“One of the key provisions in President Barack Obama’s health care reform law — his preferred method for getting Medicare costs under control — is facing a groundswell of opposition from unexpected corners.
“Several House Democrats have signed on to support a bill to repeal the Independent Payment Advisory Board, a panel created by the law that is supposed to help control rising costs in Medicare. The National Committee to Preserve Social Security and Medicare, a prominent supporter of the law, is now actively lobbying for its repeal, too.
“The opposition puts some Democrats and a prominent advocacy group on the same side as House Budget Chairman Paul Ryan (R-Wis.) standing against Obama. Ryan has called IPAB a rationing board….
‘“The president’s new health care law already ended Medicare as [we] know it,’ Ryan said on the House floor this month....‘It does two things [to Medicare]: It raids Medicare; and it rations Medicare.’”
The Congressional Budget Office projects that, during Obamacare’s first real decade (2014 to 2023), about $1 trillion would be siphoned out of Medicare and spent on Obamacare. Rather than saving Medicare, Obamacare would use it as a piggy bank.
Politico writes, “‘IPAB turns Medicare into a scapegoat,’ said Max Richtman, executive vice president and acting CEO of the National Committee to Preserve Social Security and Medicare. ‘Medicare will be forced to make reductions without addressing the rest of the health care costs.’”
Despite this, President Obama recently doubled down on IPAB in his do-over budget speech, offering IPAB-imposed Medicare cuts as one of the three major prongs of his budgetary “framework” (which he has yet to turn into a second budget). Even with these IPAB-imposed Medicare cuts, Obama’s “framework” would actually increase deficit spending versus current law.
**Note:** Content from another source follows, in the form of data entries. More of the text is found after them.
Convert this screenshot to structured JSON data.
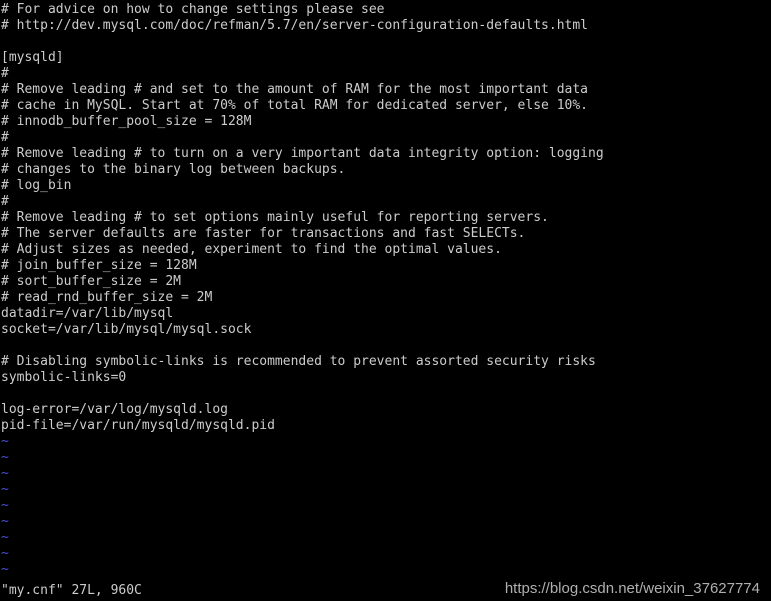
{
  "terminal": {
    "background_color": "#000000",
    "foreground_color": "#cccccc",
    "tilde_color": "#4b4bd8",
    "columns": 95,
    "rows": 37
  },
  "editor": {
    "name": "vim",
    "filename": "my.cnf",
    "buffer_lines": [
      "# For advice on how to change settings please see",
      "# http://dev.mysql.com/doc/refman/5.7/en/server-configuration-defaults.html",
      "",
      "[mysqld]",
      "#",
      "# Remove leading # and set to the amount of RAM for the most important data",
      "# cache in MySQL. Start at 70% of total RAM for dedicated server, else 10%.",
      "# innodb_buffer_pool_size = 128M",
      "#",
      "# Remove leading # to turn on a very important data integrity option: logging",
      "# changes to the binary log between backups.",
      "# log_bin",
      "#",
      "# Remove leading # to set options mainly useful for reporting servers.",
      "# The server defaults are faster for transactions and fast SELECTs.",
      "# Adjust sizes as needed, experiment to find the optimal values.",
      "# join_buffer_size = 128M",
      "# sort_buffer_size = 2M",
      "# read_rnd_buffer_size = 2M",
      "datadir=/var/lib/mysql",
      "socket=/var/lib/mysql/mysql.sock",
      "",
      "# Disabling symbolic-links is recommended to prevent assorted security risks",
      "symbolic-links=0",
      "",
      "log-error=/var/log/mysqld.log",
      "pid-file=/var/run/mysqld/mysqld.pid"
    ],
    "filler_char": "~",
    "filler_count": 9,
    "status_line": "\"my.cnf\" 27L, 960C"
  },
  "watermark": {
    "text": "https://blog.csdn.net/weixin_37627774"
  }
}
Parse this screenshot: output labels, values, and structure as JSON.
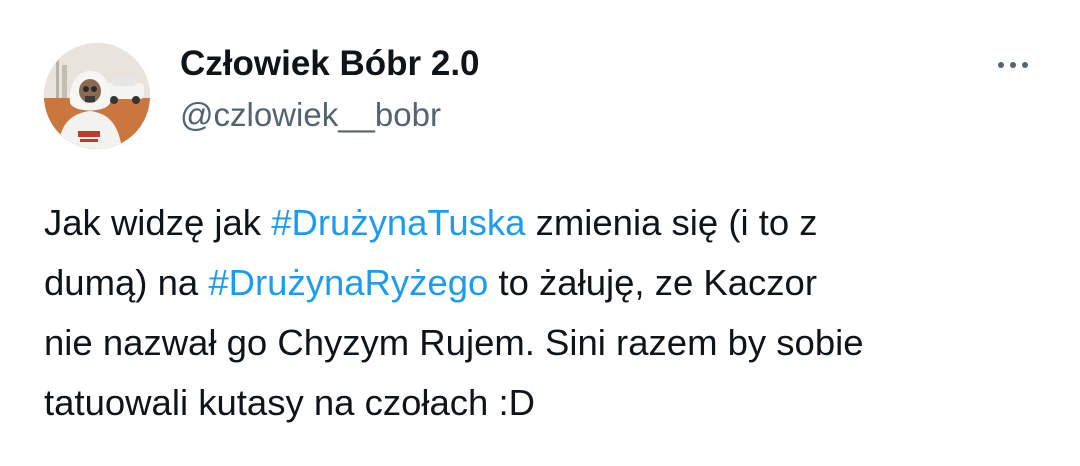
{
  "user": {
    "display_name": "Człowiek Bóbr 2.0",
    "handle": "@czlowiek__bobr"
  },
  "icons": {
    "more": "more-horizontal-icon"
  },
  "tweet": {
    "line1": {
      "before": "Jak widzę jak ",
      "hashtag": "#DrużynaTuska",
      "after": " zmienia się (i to z"
    },
    "line2": {
      "before": "dumą) na ",
      "hashtag": "#DrużynaRyżego",
      "after": " to żałuję, ze Kaczor"
    },
    "line3": "nie nazwał go Chyzym Rujem. Sini razem by sobie",
    "line4": "tatuowali kutasy na czołach :D"
  },
  "colors": {
    "text": "#0f1419",
    "secondary": "#536471",
    "link": "#1d9bf0",
    "background": "#ffffff"
  }
}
Without it, his “framework” essentially amounts to raising taxes (or, as he puts it, reducing “spending in the tax code”) and gutting defense (which is already slated to fall to 13 percent of federal spending by 2021 in his current budget, compared to 49 percent of federal spending under President Kennedy (Table 3.1).
IPAB is not only an affront to representative government — because this largely unchecked entity would essentially be empowered to make law — but is quite likely unconstitutional (since the Constitution vests the lawmaking power elsewhere).